Sir John Alexander Macdonald was the first prime minister of Canada between the years 1867–73, 1878–9. He was a professional lawyer, businessman and politician. Macdonald was born on the born on January 10, 1815 in Glasgow, Scotland; died June 6, 1891 in Ottawa. John’s personal life consisted of his first wife, who was an invalid during most of their married life and died in 1857.
His first son died at the age of 13 months, while a second son, Hugh John (born in 1850) survived. In 1867 Macdonald married Susan Agnes Bernard, who gave birth in 1869 to a daughter, Mary. Sadly, Mary was afflicted with hydrocephalus and never walked, although she lived to until 1933.
At age 15 Macdonald began to article with a prominent Kingston lawyer. Both at school and as an articling student, he showed promise. At 17 he managed a branch legal office in Napanee by himself, and at 19 opened his own office in Kingston, two years before being called to the Law Society of Upper Canada.
Macdonald’s early professional career coincided with the rebellion in Upper Canada and subsequent border raids from the US. He was in Toronto in December 1837 where, as a militia private, he took part in the attack on the rebels at Montgomery’s Tavern. In 1838 he attracted public notice by defending accused rebels, including Nils von Schoultz, leader of an attack on Prescott.

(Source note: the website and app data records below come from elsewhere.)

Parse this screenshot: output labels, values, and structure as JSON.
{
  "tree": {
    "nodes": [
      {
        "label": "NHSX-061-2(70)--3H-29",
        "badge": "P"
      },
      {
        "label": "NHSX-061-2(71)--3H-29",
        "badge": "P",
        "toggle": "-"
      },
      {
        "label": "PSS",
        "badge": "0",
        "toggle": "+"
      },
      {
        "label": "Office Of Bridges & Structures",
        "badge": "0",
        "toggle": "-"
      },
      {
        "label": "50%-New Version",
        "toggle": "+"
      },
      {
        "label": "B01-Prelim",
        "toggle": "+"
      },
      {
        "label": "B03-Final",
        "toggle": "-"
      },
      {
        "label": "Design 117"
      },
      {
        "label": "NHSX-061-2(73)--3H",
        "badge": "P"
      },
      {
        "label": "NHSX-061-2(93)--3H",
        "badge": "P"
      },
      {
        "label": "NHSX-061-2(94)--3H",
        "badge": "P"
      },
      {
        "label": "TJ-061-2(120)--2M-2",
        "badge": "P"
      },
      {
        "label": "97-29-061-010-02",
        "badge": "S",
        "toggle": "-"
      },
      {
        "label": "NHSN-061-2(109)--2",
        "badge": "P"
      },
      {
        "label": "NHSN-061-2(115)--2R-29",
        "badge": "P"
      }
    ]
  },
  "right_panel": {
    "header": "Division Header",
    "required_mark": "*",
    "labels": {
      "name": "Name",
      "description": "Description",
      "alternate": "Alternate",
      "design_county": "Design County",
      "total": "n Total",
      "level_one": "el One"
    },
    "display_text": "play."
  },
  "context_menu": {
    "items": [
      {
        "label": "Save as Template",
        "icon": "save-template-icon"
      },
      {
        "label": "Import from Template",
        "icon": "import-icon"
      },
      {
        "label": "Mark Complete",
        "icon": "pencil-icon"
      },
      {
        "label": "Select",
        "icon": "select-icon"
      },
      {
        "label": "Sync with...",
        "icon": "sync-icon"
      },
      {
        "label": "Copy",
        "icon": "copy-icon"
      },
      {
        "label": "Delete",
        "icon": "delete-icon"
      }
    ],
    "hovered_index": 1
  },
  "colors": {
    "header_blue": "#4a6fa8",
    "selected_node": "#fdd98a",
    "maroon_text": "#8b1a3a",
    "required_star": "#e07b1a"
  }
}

Macdonald political career began in February 1843; he announced his candidacy for the post of alderman in Kingston’s Fourth Ward. On March 29 1843, Macdonald celebrated his first election victory, with 156 votes against 43 for his opponent, a Colonel Jackson.
He also suffered what he termed his first downfall, as his supporters, carrying the victorious candidate, accidentally dropped him onto an over-sentimental street.
In March 1844, Macdonald was asked by local businessmen to stand as Conservative candidate for Kingston in the upcoming legislative election. Macdonald followed the contemporary custom of supplying the voters with large quantities of alcohol.
In the era preceding the secret ballot when votes were publicly declared, Macdonald defeated his opponent, Anthony Manahan, by 275 “shouts” to 42 when the two-day election concluded on 15 October 1844. At that time, the Legislative Assembly met in Montreal.
Macdonald was never a conversationalist, and especially disliked the bombastic addresses of the time. Instead, he found a position in becoming an expert on election law and parliamentary procedure.
Macdonald served just less than 19 years as Prime Minister, a length of service only surpassed by William Lyon Mackenzie King. Unlike his American counterpart, George Washington, no cities or political subdivisions are named for Macdonald (with the exception of a small Manitoba village), nor are there any massive monuments.
A peak in the Rockies, Mount Macdonald at Rogers Pass, is named for him. In 2001, Parliament designated 11 January as Sir John A. Macdonald Day, but the day is not a federal holiday and generally passes unremarked.Macdonald appears on the present Canadian ten-dollar bill.
He also gives his name to Ottawa’s Sir John A. Macdonald Parkway,Ottawa Macdonald-Cartier International Airport and Ontario Highway 401 (the Macdonald-Cartier Freeway), though these facilities are rarely referred to using his name.